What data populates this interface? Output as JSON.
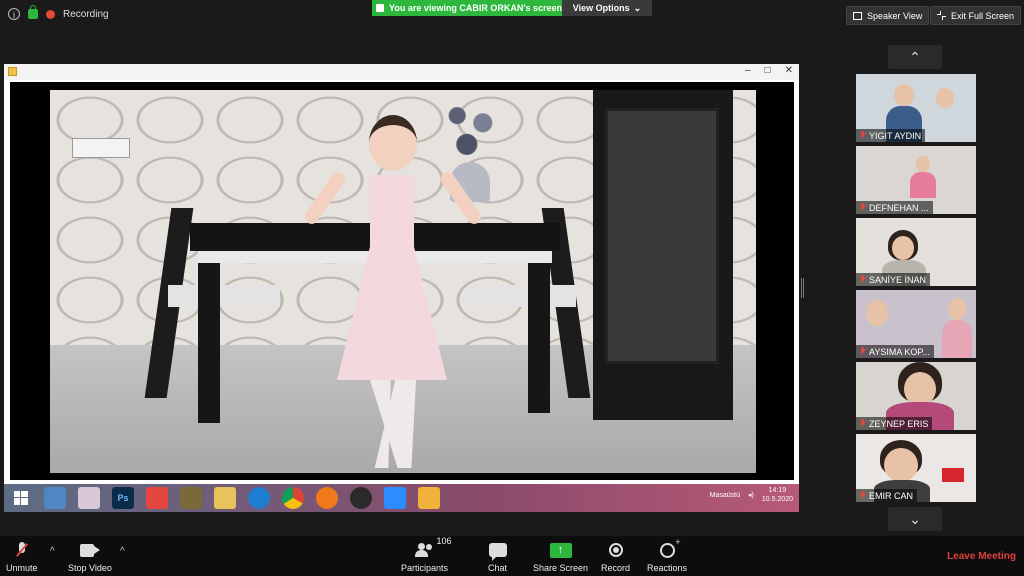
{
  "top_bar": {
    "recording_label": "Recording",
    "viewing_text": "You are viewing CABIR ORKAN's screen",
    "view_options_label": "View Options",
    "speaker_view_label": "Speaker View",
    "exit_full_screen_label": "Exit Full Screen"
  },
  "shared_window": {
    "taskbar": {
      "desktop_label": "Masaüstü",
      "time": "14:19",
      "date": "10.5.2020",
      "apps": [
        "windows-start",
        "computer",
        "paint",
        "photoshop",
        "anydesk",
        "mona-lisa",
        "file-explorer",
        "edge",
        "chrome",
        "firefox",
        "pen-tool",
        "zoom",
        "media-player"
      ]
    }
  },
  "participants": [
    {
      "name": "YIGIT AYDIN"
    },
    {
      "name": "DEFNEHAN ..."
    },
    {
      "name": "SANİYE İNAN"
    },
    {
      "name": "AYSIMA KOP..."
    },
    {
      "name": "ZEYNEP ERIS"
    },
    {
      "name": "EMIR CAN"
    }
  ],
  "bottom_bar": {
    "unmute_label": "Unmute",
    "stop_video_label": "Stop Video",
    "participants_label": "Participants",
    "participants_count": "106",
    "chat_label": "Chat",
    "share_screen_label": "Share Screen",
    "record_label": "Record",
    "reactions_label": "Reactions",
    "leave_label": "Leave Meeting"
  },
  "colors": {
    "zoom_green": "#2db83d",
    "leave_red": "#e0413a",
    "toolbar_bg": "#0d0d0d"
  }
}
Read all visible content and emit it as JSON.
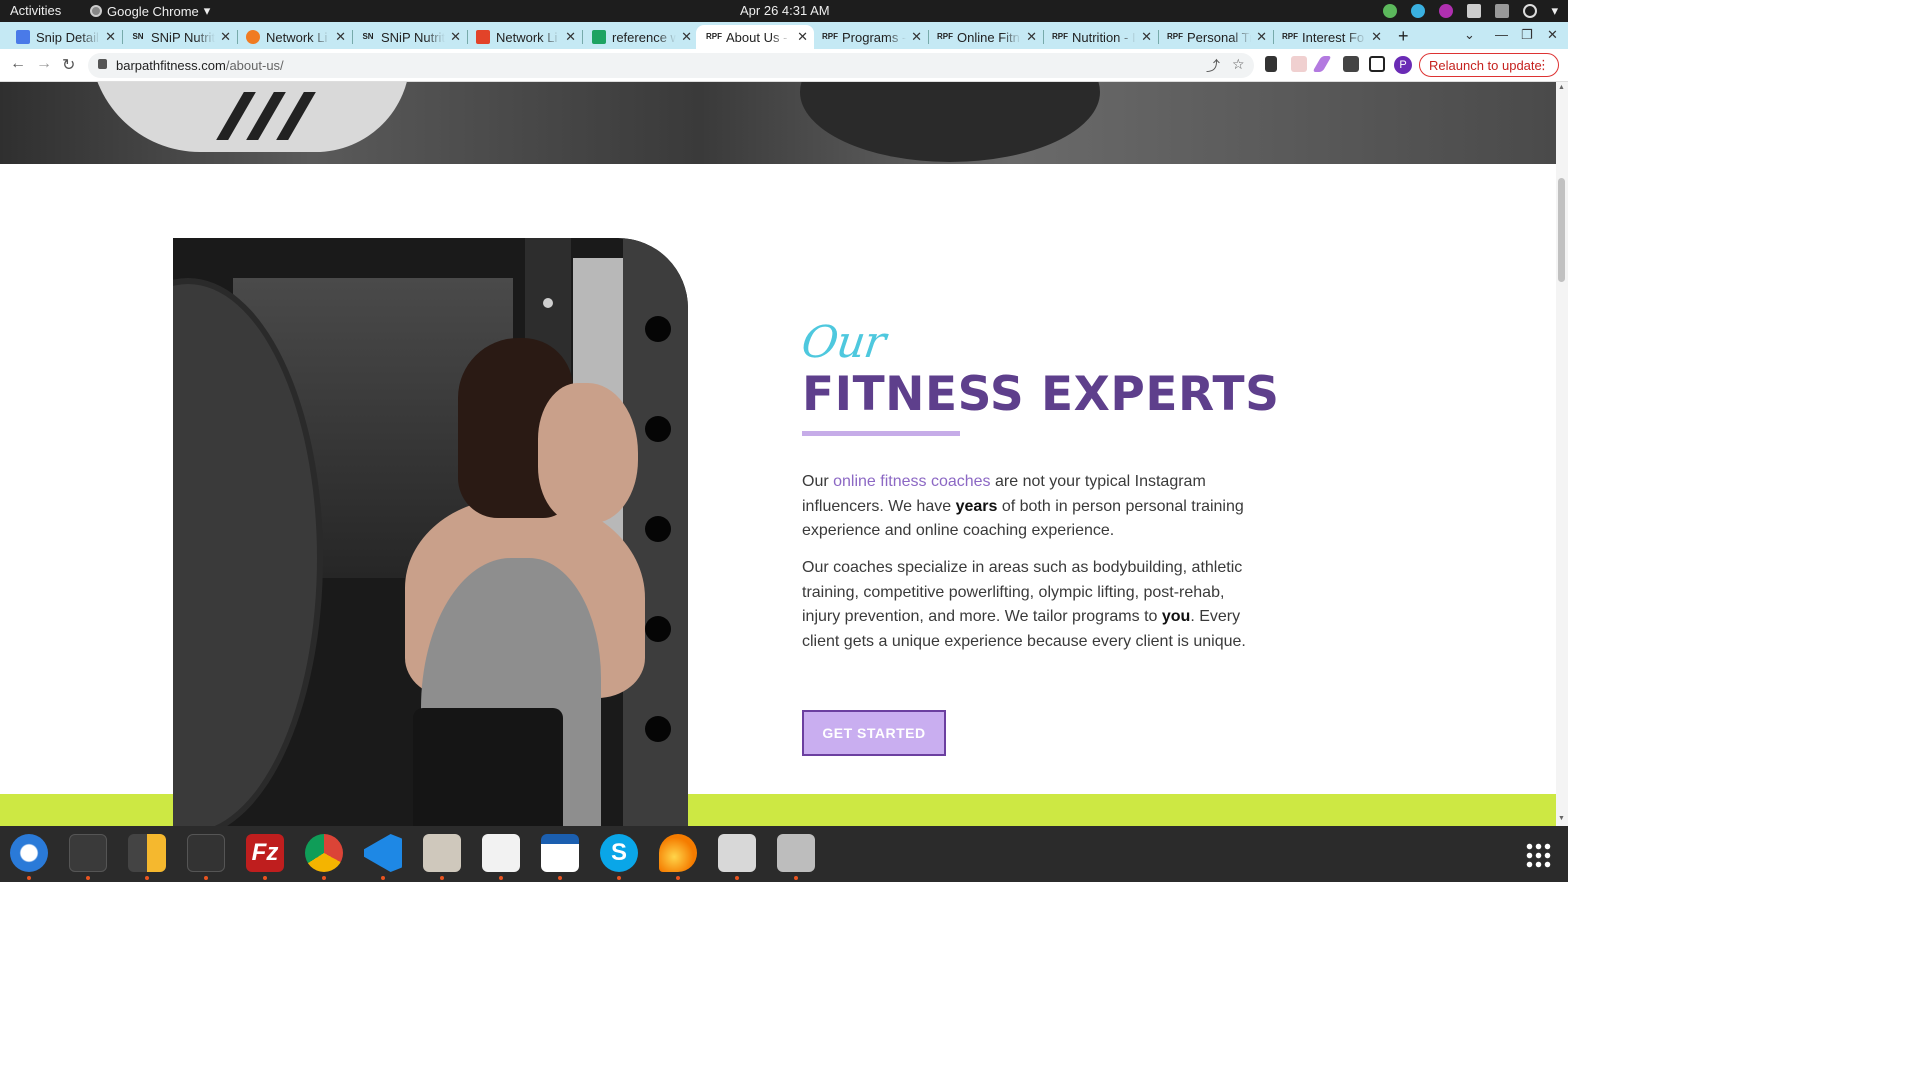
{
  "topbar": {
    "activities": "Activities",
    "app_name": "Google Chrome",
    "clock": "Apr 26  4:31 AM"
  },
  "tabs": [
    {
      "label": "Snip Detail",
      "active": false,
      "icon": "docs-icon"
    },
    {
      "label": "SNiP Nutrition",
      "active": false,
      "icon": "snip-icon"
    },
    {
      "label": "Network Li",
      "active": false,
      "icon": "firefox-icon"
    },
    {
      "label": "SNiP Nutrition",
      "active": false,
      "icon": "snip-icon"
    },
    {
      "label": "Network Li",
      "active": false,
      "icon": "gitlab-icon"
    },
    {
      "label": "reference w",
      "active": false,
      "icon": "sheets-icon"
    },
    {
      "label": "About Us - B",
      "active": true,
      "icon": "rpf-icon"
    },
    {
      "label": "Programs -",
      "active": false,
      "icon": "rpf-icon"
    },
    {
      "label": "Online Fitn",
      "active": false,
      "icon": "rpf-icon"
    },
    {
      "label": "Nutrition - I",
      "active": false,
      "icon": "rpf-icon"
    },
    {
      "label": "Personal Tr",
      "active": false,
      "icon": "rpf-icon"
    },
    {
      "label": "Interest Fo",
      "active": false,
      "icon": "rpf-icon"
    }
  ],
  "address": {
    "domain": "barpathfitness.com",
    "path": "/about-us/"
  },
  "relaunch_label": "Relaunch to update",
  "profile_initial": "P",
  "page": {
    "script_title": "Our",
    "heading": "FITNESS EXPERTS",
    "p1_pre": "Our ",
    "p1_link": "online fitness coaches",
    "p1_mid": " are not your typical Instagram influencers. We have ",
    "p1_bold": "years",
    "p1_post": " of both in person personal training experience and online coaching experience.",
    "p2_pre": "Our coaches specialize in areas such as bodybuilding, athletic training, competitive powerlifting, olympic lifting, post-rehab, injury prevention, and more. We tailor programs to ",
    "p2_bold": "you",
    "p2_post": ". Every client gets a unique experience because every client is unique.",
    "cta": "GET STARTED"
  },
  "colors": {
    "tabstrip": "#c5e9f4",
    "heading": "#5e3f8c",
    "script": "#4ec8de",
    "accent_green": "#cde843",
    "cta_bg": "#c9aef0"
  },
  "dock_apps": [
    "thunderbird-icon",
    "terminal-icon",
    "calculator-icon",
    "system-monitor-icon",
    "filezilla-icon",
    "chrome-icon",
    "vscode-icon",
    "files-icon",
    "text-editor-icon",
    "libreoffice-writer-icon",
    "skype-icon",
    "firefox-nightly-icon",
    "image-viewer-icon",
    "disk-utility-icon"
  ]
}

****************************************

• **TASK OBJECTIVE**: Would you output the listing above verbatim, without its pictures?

• **ANSWER TO THE EXERCISE**:
What data populates this interface? Output as JSON.
{
  "top_bar": {
    "recording_label": "Recording",
    "viewing_text": "You are viewing CABIR ORKAN's screen",
    "view_options_label": "View Options",
    "speaker_view_label": "Speaker View",
    "exit_full_screen_label": "Exit Full Screen"
  },
  "shared_window": {
    "taskbar": {
      "desktop_label": "Masaüstü",
      "time": "14:19",
      "date": "10.5.2020",
      "apps": [
        "windows-start",
        "computer",
        "paint",
        "photoshop",
        "anydesk",
        "mona-lisa",
        "file-explorer",
        "edge",
        "chrome",
        "firefox",
        "pen-tool",
        "zoom",
        "media-player"
      ]
    }
  },
  "participants": [
    {
      "name": "YIGIT AYDIN"
    },
    {
      "name": "DEFNEHAN ..."
    },
    {
      "name": "SANİYE İNAN"
    },
    {
      "name": "AYSIMA KOP..."
    },
    {
      "name": "ZEYNEP ERIS"
    },
    {
      "name": "EMIR CAN"
    }
  ],
  "bottom_bar": {
    "unmute_label": "Unmute",
    "stop_video_label": "Stop Video",
    "participants_label": "Participants",
    "participants_count": "106",
    "chat_label": "Chat",
    "share_screen_label": "Share Screen",
    "record_label": "Record",
    "reactions_label": "Reactions",
    "leave_label": "Leave Meeting"
  },
  "colors": {
    "zoom_green": "#2db83d",
    "leave_red": "#e0413a",
    "toolbar_bg": "#0d0d0d"
  }
}
Read all visible content and emit it as JSON.
{
  "topbar": {
    "activities": "Activities",
    "app_name": "Google Chrome",
    "clock": "Apr 26  4:31 AM"
  },
  "tabs": [
    {
      "label": "Snip Detail",
      "active": false,
      "icon": "docs-icon"
    },
    {
      "label": "SNiP Nutrition",
      "active": false,
      "icon": "snip-icon"
    },
    {
      "label": "Network Li",
      "active": false,
      "icon": "firefox-icon"
    },
    {
      "label": "SNiP Nutrition",
      "active": false,
      "icon": "snip-icon"
    },
    {
      "label": "Network Li",
      "active": false,
      "icon": "gitlab-icon"
    },
    {
      "label": "reference w",
      "active": false,
      "icon": "sheets-icon"
    },
    {
      "label": "About Us - B",
      "active": true,
      "icon": "rpf-icon"
    },
    {
      "label": "Programs -",
      "active": false,
      "icon": "rpf-icon"
    },
    {
      "label": "Online Fitn",
      "active": false,
      "icon": "rpf-icon"
    },
    {
      "label": "Nutrition - I",
      "active": false,
      "icon": "rpf-icon"
    },
    {
      "label": "Personal Tr",
      "active": false,
      "icon": "rpf-icon"
    },
    {
      "label": "Interest Fo",
      "active": false,
      "icon": "rpf-icon"
    }
  ],
  "address": {
    "domain": "barpathfitness.com",
    "path": "/about-us/"
  },
  "relaunch_label": "Relaunch to update",
  "profile_initial": "P",
  "page": {
    "script_title": "Our",
    "heading": "FITNESS EXPERTS",
    "p1_pre": "Our ",
    "p1_link": "online fitness coaches",
    "p1_mid": " are not your typical Instagram influencers. We have ",
    "p1_bold": "years",
    "p1_post": " of both in person personal training experience and online coaching experience.",
    "p2_pre": "Our coaches specialize in areas such as bodybuilding, athletic training, competitive powerlifting, olympic lifting, post-rehab, injury prevention, and more. We tailor programs to ",
    "p2_bold": "you",
    "p2_post": ". Every client gets a unique experience because every client is unique.",
    "cta": "GET STARTED"
  },
  "colors": {
    "tabstrip": "#c5e9f4",
    "heading": "#5e3f8c",
    "script": "#4ec8de",
    "accent_green": "#cde843",
    "cta_bg": "#c9aef0"
  },
  "dock_apps": [
    "thunderbird-icon",
    "terminal-icon",
    "calculator-icon",
    "system-monitor-icon",
    "filezilla-icon",
    "chrome-icon",
    "vscode-icon",
    "files-icon",
    "text-editor-icon",
    "libreoffice-writer-icon",
    "skype-icon",
    "firefox-nightly-icon",
    "image-viewer-icon",
    "disk-utility-icon"
  ]
}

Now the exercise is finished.